On the PRGT – the IMF’s concessional lending facility for LICs – the IMF has called for $17.9 billion worth of SDRs to boost its lending capacity. For the RST, the G7 has given the IMF the green light to work on the plan, with the intention of providing loans for countries to combat climate change or improve their healthcare systems. The early suggestions are that it would be operational from the end of 2022 at the earliest and would require economic conditionality for countries to access finance. In terms of on-lending to MDBs, high-income economies are increasingly interested in this option, but an issue remains around how countries can on-lend to MDBs whilst still maintaining the option to recall their SDRs in the event of balance of payment emergencies.

Assuming that the plans being mooted at present are close to what will transpire, we will see high-income economies channelling around 15-20 per cent of their allocations to boost the conventional lending capacity of the IMF, the World Bank, and other MDBs. As outlined below, for many, this is an unsatisfactory state of affairs.

Calls for ambition at definitive moment in economic recovery

There has been vocal and varied criticism of the approach that the IMF and high-income economies are proposing for SDR channelling. Former US Treasury official Mark Sobel and Martin Wolf, of the Financial Times, have both argued that the IMF should not be burdening countries with more debt at this time of crisis, as would almost certainly be the case under the PRGT/RST/MDB proposals. Sobel wrote of the RST that “LICs need grants, not more debt”, while Wolf argued that “bringing the pandemic under control is a global public good, which must be delivered by grants from rich countries. It is a crime and a blunder that this has not been understood and done already.”
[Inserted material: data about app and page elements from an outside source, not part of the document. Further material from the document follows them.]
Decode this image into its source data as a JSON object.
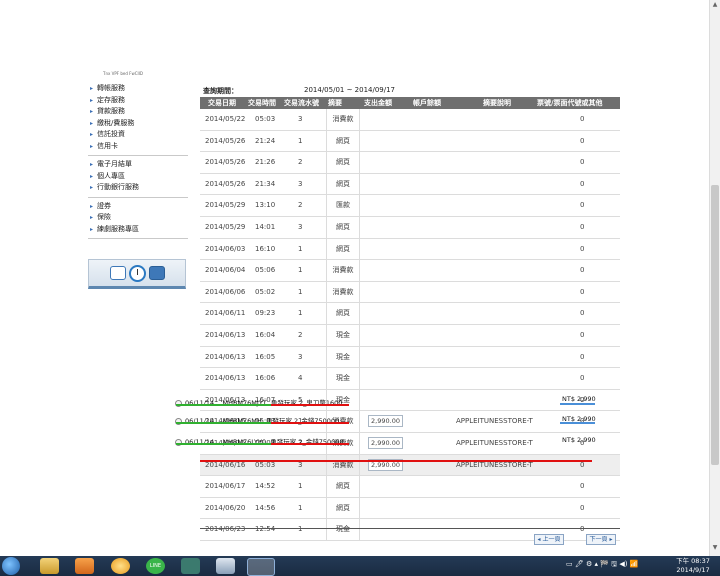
{
  "page": {
    "tiny_logo": "Tnx VPF bed FwCIID"
  },
  "sidebar": {
    "groups": [
      {
        "items": [
          "轉帳服務",
          "定存服務",
          "貸款服務",
          "繳稅/費服務",
          "信託投資",
          "信用卡"
        ]
      },
      {
        "items": [
          "電子月結單",
          "個人專區",
          "行動銀行服務"
        ]
      },
      {
        "items": [
          "證券",
          "保險",
          "練劇服務專區"
        ]
      }
    ],
    "tools": [
      "calendar-icon",
      "clock-icon",
      "calculator-icon"
    ]
  },
  "query": {
    "label": "查詢期間：",
    "range": "2014/05/01 ~ 2014/09/17"
  },
  "table": {
    "headers": [
      "交易日期",
      "交易時間",
      "交易流水號",
      "摘要",
      "支出金額",
      "帳戶餘額",
      "摘要說明",
      "票號/票面代號或其他"
    ],
    "rows": [
      {
        "date": "2014/05/22",
        "time": "05:03",
        "seq": "3",
        "memo": "消費款",
        "out": "",
        "desc": "",
        "other": "0"
      },
      {
        "date": "2014/05/26",
        "time": "21:24",
        "seq": "1",
        "memo": "網頁",
        "out": "",
        "desc": "",
        "other": "0"
      },
      {
        "date": "2014/05/26",
        "time": "21:26",
        "seq": "2",
        "memo": "網頁",
        "out": "",
        "desc": "",
        "other": "0"
      },
      {
        "date": "2014/05/26",
        "time": "21:34",
        "seq": "3",
        "memo": "網頁",
        "out": "",
        "desc": "",
        "other": "0"
      },
      {
        "date": "2014/05/29",
        "time": "13:10",
        "seq": "2",
        "memo": "匯款",
        "out": "",
        "desc": "",
        "other": "0"
      },
      {
        "date": "2014/05/29",
        "time": "14:01",
        "seq": "3",
        "memo": "網頁",
        "out": "",
        "desc": "",
        "other": "0"
      },
      {
        "date": "2014/06/03",
        "time": "16:10",
        "seq": "1",
        "memo": "網頁",
        "out": "",
        "desc": "",
        "other": "0"
      },
      {
        "date": "2014/06/04",
        "time": "05:06",
        "seq": "1",
        "memo": "消費款",
        "out": "",
        "desc": "",
        "other": "0"
      },
      {
        "date": "2014/06/06",
        "time": "05:02",
        "seq": "1",
        "memo": "消費款",
        "out": "",
        "desc": "",
        "other": "0"
      },
      {
        "date": "2014/06/11",
        "time": "09:23",
        "seq": "1",
        "memo": "網頁",
        "out": "",
        "desc": "",
        "other": "0"
      },
      {
        "date": "2014/06/13",
        "time": "16:04",
        "seq": "2",
        "memo": "現金",
        "out": "",
        "desc": "",
        "other": "0"
      },
      {
        "date": "2014/06/13",
        "time": "16:05",
        "seq": "3",
        "memo": "現金",
        "out": "",
        "desc": "",
        "other": "0"
      },
      {
        "date": "2014/06/13",
        "time": "16:06",
        "seq": "4",
        "memo": "現金",
        "out": "",
        "desc": "",
        "other": "0"
      },
      {
        "date": "2014/06/13",
        "time": "16:07",
        "seq": "5",
        "memo": "現金",
        "out": "",
        "desc": "",
        "other": "0"
      },
      {
        "date": "2014/06/16",
        "time": "05:03",
        "seq": "1",
        "memo": "消費款",
        "out": "2,990.00",
        "desc": "APPLEITUNESSTORE-T",
        "other": "0"
      },
      {
        "date": "2014/06/16",
        "time": "05:03",
        "seq": "2",
        "memo": "消費款",
        "out": "2,990.00",
        "desc": "APPLEITUNESSTORE-T",
        "other": "0"
      },
      {
        "date": "2014/06/16",
        "time": "05:03",
        "seq": "3",
        "memo": "消費款",
        "out": "2,990.00",
        "desc": "APPLEITUNESSTORE-T",
        "other": "0"
      },
      {
        "date": "2014/06/17",
        "time": "14:52",
        "seq": "1",
        "memo": "網頁",
        "out": "",
        "desc": "",
        "other": "0"
      },
      {
        "date": "2014/06/20",
        "time": "14:56",
        "seq": "1",
        "memo": "網頁",
        "out": "",
        "desc": "",
        "other": "0"
      },
      {
        "date": "2014/06/23",
        "time": "12:54",
        "seq": "1",
        "memo": "現金",
        "out": "",
        "desc": "",
        "other": "0"
      }
    ]
  },
  "overlays": [
    {
      "date": "06/11/14",
      "code": "MHBM76MJYT",
      "text": "勇發玩家 2_鬼刀幣1600",
      "amount": "NT$ 2,990"
    },
    {
      "date": "06/11/14",
      "code": "MHBM76MH",
      "text": "勇發玩家 2_金錢750000",
      "amount": "NT$ 2,990"
    },
    {
      "date": "06/11/14",
      "code": "MHBM76LYY0",
      "text": "勇發玩家 2_金錢750000",
      "amount": "NT$ 2,990"
    }
  ],
  "pager": {
    "prev": "◂ 上一頁",
    "next": "下一頁 ▸"
  },
  "taskbar": {
    "apps": [
      "start-orb",
      "file-explorer-icon",
      "media-player-icon",
      "game-app-icon",
      "line-app-icon",
      "pdf-reader-icon",
      "tool-app-icon",
      "firefox-icon"
    ],
    "tray_text": "▭ 🖊 ⚙ ▴ 🏁 🖫 ◀) 📶",
    "time": "下午 08:37",
    "date": "2014/9/17"
  }
}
In similarly strong terms, CSOs such as Oxfam have argued that channelled SDRs must provide debt-free financing and not include economic conditionality that could force countries to impose austerity. A group of UK-based CSOs, including CAFOD and the Jubilee Debt Campaign, raised similar demands to the UK government, adding that the UK should consider offering alternative foreign reserves to the SDRs, freed up by the influx of SDRs to the Treasury, to provide grants or support initiatives such as Covax. The details on how this could be done in the UK context have been outlined by CAFOD, and similar arrangements need to be explored for other high-income economies. The size of rich countries’ SDR channelling is also a matter of concern. Channelling 15-20 per cent of their SDR allocations is far less than these countries can afford or what is required.

A final problem that has emerged is that several high-income economies intend to count their on-lending of SDRs to the IMF and MDBs towards their aid commitments, leading to likely cuts to aid spending elsewhere. As CSOs, including Oxfam and Christian Aid, have noted, this would be a moral failure on the part of these governments, as the SDR allocation is a new addition to their balance sheets, and in no way incurs a cost to their taxpayers or negatively impacts their debt profiles.

Ultimately, given the precarious moment that the global economy presently faces, there is a need for high-income economies and the IMF to be ambitious. The current course set on SDR channelling is one of relatively limited benefit for LICs and MICs and, indeed, could even see their debt outlooks worsen or the likelihood of austerity being imposed increase, as well as potentially reducing the amount of aid financing. The alternative – that large-scale debt-free financing is provided to countries in need to allow them to respond to the pandemic – is achievable, if the political will is there.